Prophets see and feel the depths of human misery and are unafraid to confront the reasons behind it. The Episcopal Church joins South Africa and the rest of the world in mourning the death of Nelson Mandela, prophet and witness to justice. His leadership spanned decades leading to the establishment of a nation that aspires to serve the freedom and dignity of all people. He helped the world to see a vision of God’s economy. John the Baptist’s wilderness was the desert; for seventeen years, Nelson Mandela’s was a prison cell.
Every age produces prophets, some the prophets of doom, some the “false prophets” about whom Jesus warned us and then some endowed by God with the mission and power to speak the truth, to give their listeners a good dose of reality. The litmus test of their authenticity is found in their calling to give voice to the silence of the forgotten, suffering people.
Our challenge today is to separate out from John’s preaching what was meant for the enemies of Jesus and what is meant for us. There is something that we need to hear within the fierceness of John’s message: Prepare for God’s arrival! Make the road smooth and straight! Make it passable! It is hard to recognize the kingdom of God if there is an obstruction in my path.
In her book Landmarks, Author Margaret Silf points out that in the spiritual life “perhaps we only begin to understand the nature of our imprisonment when we have at least begun to be feed from it…”

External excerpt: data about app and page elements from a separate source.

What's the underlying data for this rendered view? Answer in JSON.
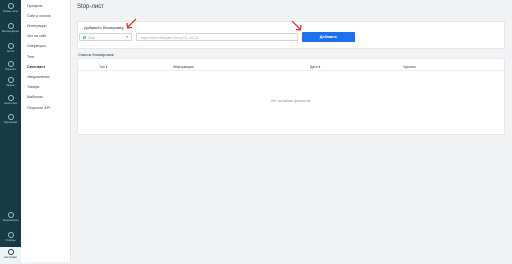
{
  "rail": {
    "items": [
      {
        "label": "Новые чаты",
        "icon": "chat-icon"
      },
      {
        "label": "Мессенджеры",
        "icon": "messenger-icon"
      },
      {
        "label": "Архив",
        "icon": "archive-icon"
      },
      {
        "label": "Воронка",
        "icon": "funnel-icon"
      },
      {
        "label": "Задачи",
        "icon": "tasks-icon"
      },
      {
        "label": "Аналитика",
        "icon": "analytics-icon"
      },
      {
        "label": "Партнерам",
        "icon": "partners-icon"
      }
    ],
    "bottom_items": [
      {
        "label": "Уведомления",
        "icon": "bell-icon"
      },
      {
        "label": "Помощь",
        "icon": "help-icon"
      },
      {
        "label": "Настройки",
        "icon": "settings-icon"
      }
    ]
  },
  "submenu": {
    "items": [
      "Профиль",
      "Сайт и сессия",
      "Интеграции",
      "Чат на сайт",
      "Операторы",
      "Теги",
      "Стоп-лист",
      "Уведомления",
      "Товары",
      "Шаблоны",
      "Открытое API"
    ],
    "active_index": 6
  },
  "page": {
    "title": "Stop-лист"
  },
  "add_block": {
    "title": "Добавить блокировку",
    "select_value": "Сhat",
    "input_placeholder": "https://www.instagram.com/p/CD_n4OJJ/",
    "button_label": "Добавить"
  },
  "list_block": {
    "title": "Список блокировок",
    "columns": [
      "Тип",
      "Информация",
      "Дата",
      "Удалить"
    ],
    "empty_text": "Нет активных фильтров"
  },
  "colors": {
    "rail": "#173a47",
    "accent": "#1f6ff0",
    "arrow": "#e0201c",
    "online": "#3dbb61"
  }
}
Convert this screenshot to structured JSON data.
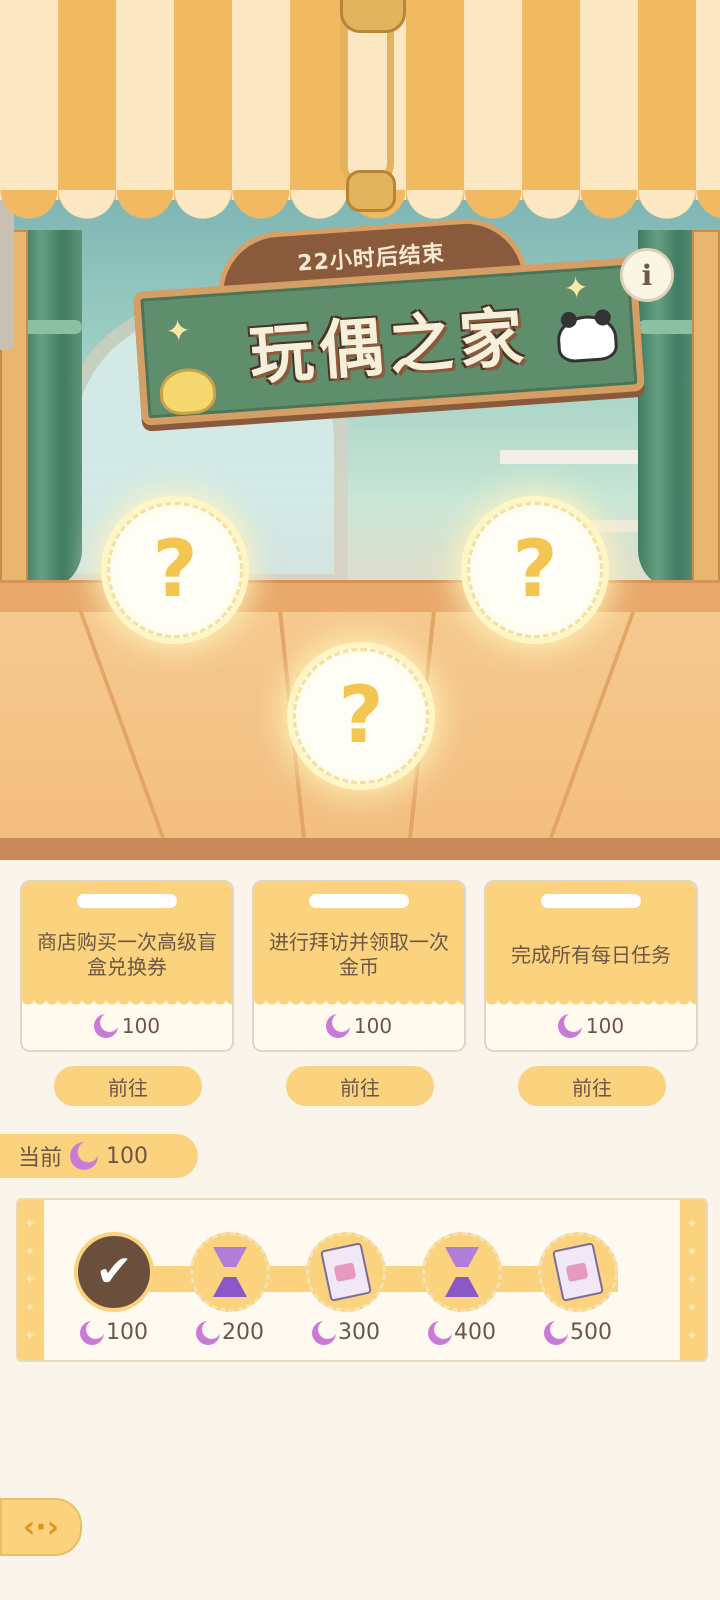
{
  "event": {
    "countdown": "22小时后结束",
    "title": "玩偶之家"
  },
  "icons": {
    "info": "info-icon",
    "mystery": "question-mark-icon",
    "currency": "moon-icon",
    "back": "back-arrow-icon",
    "check": "check-icon",
    "hourglass": "hourglass-icon",
    "ticket": "ticket-icon"
  },
  "mystery_slots": [
    "?",
    "?",
    "?"
  ],
  "tasks": [
    {
      "text": "商店购买一次高级盲盒兑换券",
      "reward": "100",
      "button": "前往"
    },
    {
      "text": "进行拜访并领取一次金币",
      "reward": "100",
      "button": "前往"
    },
    {
      "text": "完成所有每日任务",
      "reward": "100",
      "button": "前往"
    }
  ],
  "current": {
    "label": "当前",
    "value": "100"
  },
  "milestones": [
    {
      "value": "100",
      "item": "check",
      "claimed": true
    },
    {
      "value": "200",
      "item": "hourglass",
      "claimed": false
    },
    {
      "value": "300",
      "item": "ticket",
      "claimed": false
    },
    {
      "value": "400",
      "item": "hourglass",
      "claimed": false
    },
    {
      "value": "500",
      "item": "ticket",
      "claimed": false
    }
  ],
  "colors": {
    "accent": "#fbd37e",
    "text": "#6c5747",
    "currency": "#c97ad7",
    "sign_board": "#5f8e6c"
  }
}
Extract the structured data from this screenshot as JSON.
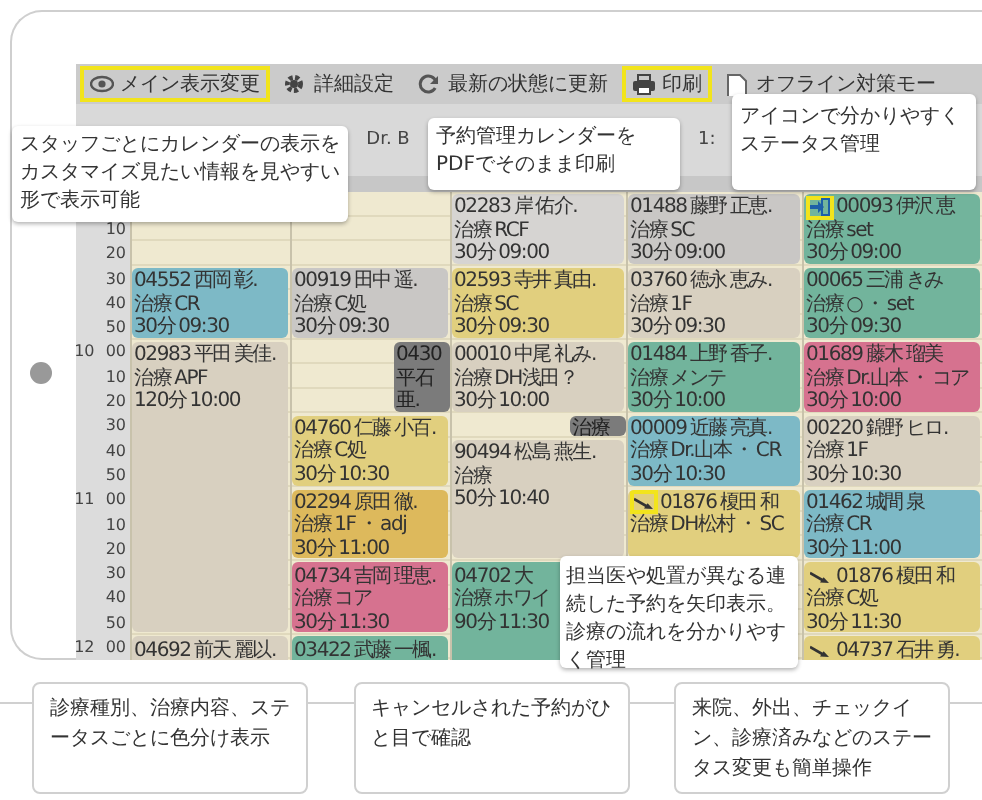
{
  "toolbar": [
    {
      "label": "メイン表示変更",
      "highlighted": true
    },
    {
      "label": "詳細設定",
      "highlighted": false
    },
    {
      "label": "最新の状態に更新",
      "highlighted": false
    },
    {
      "label": "印刷",
      "highlighted": true
    },
    {
      "label": "オフライン対策モー",
      "highlighted": false
    }
  ],
  "staff": [
    "Dr. B",
    "1:"
  ],
  "times": [
    "10",
    "20",
    "30",
    "40",
    "50",
    "10 00",
    "10",
    "20",
    "30",
    "40",
    "50",
    "11 00",
    "10",
    "20",
    "30",
    "40",
    "50",
    "12 00"
  ],
  "appointments": [
    {
      "kind": "plain",
      "color": "#7db9c6",
      "cancelled": false,
      "lines": [
        "04552 西岡 彰.",
        "治療 CR",
        "30分 09:30"
      ]
    },
    {
      "kind": "plain",
      "color": "#d8d0c0",
      "cancelled": false,
      "lines": [
        "02983 平田 美佳.",
        "治療 APF",
        "120分 10:00"
      ]
    },
    {
      "kind": "plain",
      "color": "#d8d0c0",
      "cancelled": false,
      "lines": [
        "04692 前天 麗以."
      ]
    },
    {
      "kind": "plain",
      "color": "#c9c7c5",
      "cancelled": false,
      "lines": [
        "00919 田中 遥.",
        "治療 C処",
        "30分 09:30"
      ]
    },
    {
      "kind": "plain",
      "color": "#7b7b7b",
      "cancelled": true,
      "lines": [
        "0430",
        "平石",
        "亜."
      ]
    },
    {
      "kind": "plain",
      "color": "#e1cf7e",
      "cancelled": false,
      "lines": [
        "04760 仁藤 小百.",
        "治療 C処",
        "30分 10:30"
      ]
    },
    {
      "kind": "plain",
      "color": "#ddb95c",
      "cancelled": false,
      "lines": [
        "02294 原田 徹.",
        "治療 1F ・ adj",
        "30分 11:00"
      ]
    },
    {
      "kind": "plain",
      "color": "#d6728f",
      "cancelled": false,
      "lines": [
        "04734 吉岡 理恵.",
        "治療 コア",
        "30分 11:30"
      ]
    },
    {
      "kind": "plain",
      "color": "#72b49c",
      "cancelled": false,
      "lines": [
        "03422 武藤 一楓."
      ]
    },
    {
      "kind": "plain",
      "color": "#d6d4d2",
      "cancelled": false,
      "lines": [
        "02283 岸 佑介.",
        "治療 RCF",
        "30分 09:00"
      ]
    },
    {
      "kind": "plain",
      "color": "#e1cf7e",
      "cancelled": false,
      "lines": [
        "02593 寺井 真由.",
        "治療 SC",
        "30分 09:30"
      ]
    },
    {
      "kind": "plain",
      "color": "#d8d0c0",
      "cancelled": false,
      "lines": [
        "00010 中尾 礼み.",
        "治療 DH浅田？",
        "30分 10:00"
      ]
    },
    {
      "kind": "plain",
      "color": "#7b7b7b",
      "cancelled": true,
      "lines": [
        "治療"
      ]
    },
    {
      "kind": "plain",
      "color": "#d8d0c0",
      "cancelled": false,
      "lines": [
        "90494 松島 燕生.",
        "治療",
        "50分 10:40"
      ]
    },
    {
      "kind": "plain",
      "color": "#72b49c",
      "cancelled": false,
      "lines": [
        "04702 大",
        "治療 ホワイ",
        "90分 11:30"
      ]
    },
    {
      "kind": "plain",
      "color": "#c9c7c5",
      "cancelled": false,
      "lines": [
        "01488 藤野 正恵.",
        "治療 SC",
        "30分 09:00"
      ]
    },
    {
      "kind": "plain",
      "color": "#d8d0c0",
      "cancelled": false,
      "lines": [
        "03760 徳永 恵み.",
        "治療 1F",
        "30分 09:30"
      ]
    },
    {
      "kind": "plain",
      "color": "#72b49c",
      "cancelled": false,
      "lines": [
        "01484 上野 香子.",
        "治療 メンテ",
        "30分 10:00"
      ]
    },
    {
      "kind": "plain",
      "color": "#7db9c6",
      "cancelled": false,
      "lines": [
        "00009 近藤 亮真.",
        "治療 Dr.山本 ・ CR",
        "30分 10:30"
      ]
    },
    {
      "kind": "linked",
      "color": "#e1cf7e",
      "cancelled": false,
      "highlighted": true,
      "lines": [
        "01876 榎田 和",
        "治療 DH松村 ・ SC"
      ]
    },
    {
      "kind": "check-in",
      "color": "#72b49c",
      "cancelled": false,
      "highlighted": true,
      "lines": [
        "00093 伊沢 恵",
        "治療 set",
        "30分 09:00"
      ]
    },
    {
      "kind": "plain",
      "color": "#72b49c",
      "cancelled": false,
      "lines": [
        "00065 三浦 きみ",
        "治療 ○ ・ set",
        "30分 09:30"
      ]
    },
    {
      "kind": "plain",
      "color": "#d6728f",
      "cancelled": false,
      "lines": [
        "01689 藤木 瑠美",
        "治療 Dr.山本 ・ コア",
        "30分 10:00"
      ]
    },
    {
      "kind": "plain",
      "color": "#d8d0c0",
      "cancelled": false,
      "lines": [
        "00220 錦野 ヒロ.",
        "治療 1F",
        "30分 10:30"
      ]
    },
    {
      "kind": "plain",
      "color": "#7db9c6",
      "cancelled": false,
      "lines": [
        "01462 城間 泉",
        "治療 CR",
        "30分 11:00"
      ]
    },
    {
      "kind": "linked",
      "color": "#e1cf7e",
      "cancelled": false,
      "highlighted": false,
      "lines": [
        "01876 榎田 和",
        "治療 C処",
        "30分 11:30"
      ]
    },
    {
      "kind": "linked",
      "color": "#e1cf7e",
      "cancelled": false,
      "highlighted": false,
      "lines": [
        "04737 石井 勇."
      ]
    }
  ],
  "callouts": [
    "スタッフごとにカレンダーの表示をカスタマイズ見たい情報を見やすい形で表示可能",
    "予約管理カレンダーをPDFでそのまま印刷",
    "アイコンで分かりやすくステータス管理",
    "担当医や処置が異なる連続した予約を矢印表示。診療の流れを分かりやすく管理"
  ],
  "features": [
    "診療種別、治療内容、ステータスごとに色分け表示",
    "キャンセルされた予約がひと目で確認",
    "来院、外出、チェックイン、診療済みなどのステータス変更も簡単操作"
  ]
}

She reflects on her life in Berlin during the Cold War era, in a “run-down inner city area, less than fifty meters from the Wall. We were often awakened at night by the sound of shots and the flash of flares.” A blockade prevented the normal flow of traffic along any of the three land routes between West Berlin and West Germany. The only way to travel beyond the city was to use one of three air corridors to the west.
Margaret writes, “Apart from that, Berlin at this time could be encapsulated in the Underground map. A network of streets and squares and junctions named after unknown, and, for me, unimaginable places in the lost hinterland of East Germany.” It never occurred to her that these were anything more than “names on a street plan.” Whenever she traveled the West Berlin underground anywhere, within a half hour she would hear: “This is the end of the line. Please leave the train.”

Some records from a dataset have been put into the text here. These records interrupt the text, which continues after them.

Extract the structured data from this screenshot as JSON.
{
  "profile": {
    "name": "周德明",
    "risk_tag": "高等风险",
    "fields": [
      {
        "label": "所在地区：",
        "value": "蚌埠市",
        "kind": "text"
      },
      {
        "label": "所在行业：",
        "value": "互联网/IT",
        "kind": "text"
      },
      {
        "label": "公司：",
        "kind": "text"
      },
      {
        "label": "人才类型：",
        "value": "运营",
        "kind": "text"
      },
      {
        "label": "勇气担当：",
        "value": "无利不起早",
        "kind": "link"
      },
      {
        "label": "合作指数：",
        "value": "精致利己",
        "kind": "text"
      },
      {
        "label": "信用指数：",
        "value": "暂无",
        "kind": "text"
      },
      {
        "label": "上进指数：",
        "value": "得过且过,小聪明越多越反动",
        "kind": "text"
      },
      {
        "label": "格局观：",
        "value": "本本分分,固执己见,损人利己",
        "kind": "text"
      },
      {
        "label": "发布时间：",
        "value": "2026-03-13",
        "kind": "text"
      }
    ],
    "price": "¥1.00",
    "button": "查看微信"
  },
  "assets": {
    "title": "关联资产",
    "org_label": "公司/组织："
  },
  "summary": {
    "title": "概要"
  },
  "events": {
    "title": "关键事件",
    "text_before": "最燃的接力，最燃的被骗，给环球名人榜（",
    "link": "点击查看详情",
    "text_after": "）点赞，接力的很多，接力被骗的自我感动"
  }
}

She recalls, “This memory of Berlin returned to me very vividly one day. Suddenly I could see myself in this beleaguered, harassed city. That was exactly how I felt, when I started to realize my separateness from God…Only the air corridors of my prayer open up a slender connection to my eternal reality.”
In Eternal Echoes, John O’Donohue writes, “Each one of us wants to belong. No one wants to live a life that is cut off or isolated…One of the great dreams of humanity is the founding of a perfect community where longing and belonging would come into sublime response.”
And so it is with the realm of God so deeply longed for, that perfect community. We have scarcely a map to go by—only the wild shouting of a desert-worn prophet and a way of love offered by a Savior. Yet we haven’t seen or walked its streets, have not experienced in our lives the peaceable Kingdom where the wolf shall live with the lamb, where the nursing child plays over the den of the asp, where the lion shall eat straw like the ox, where justice and integrity and decency reign.
In her book, Margaret Silf asks, “what if that shadowy mystery beyond the span of our years turns out to be the real country, to which our earthly days are just fragmented signposts?”
Indeed, how would we live then? How would we live then?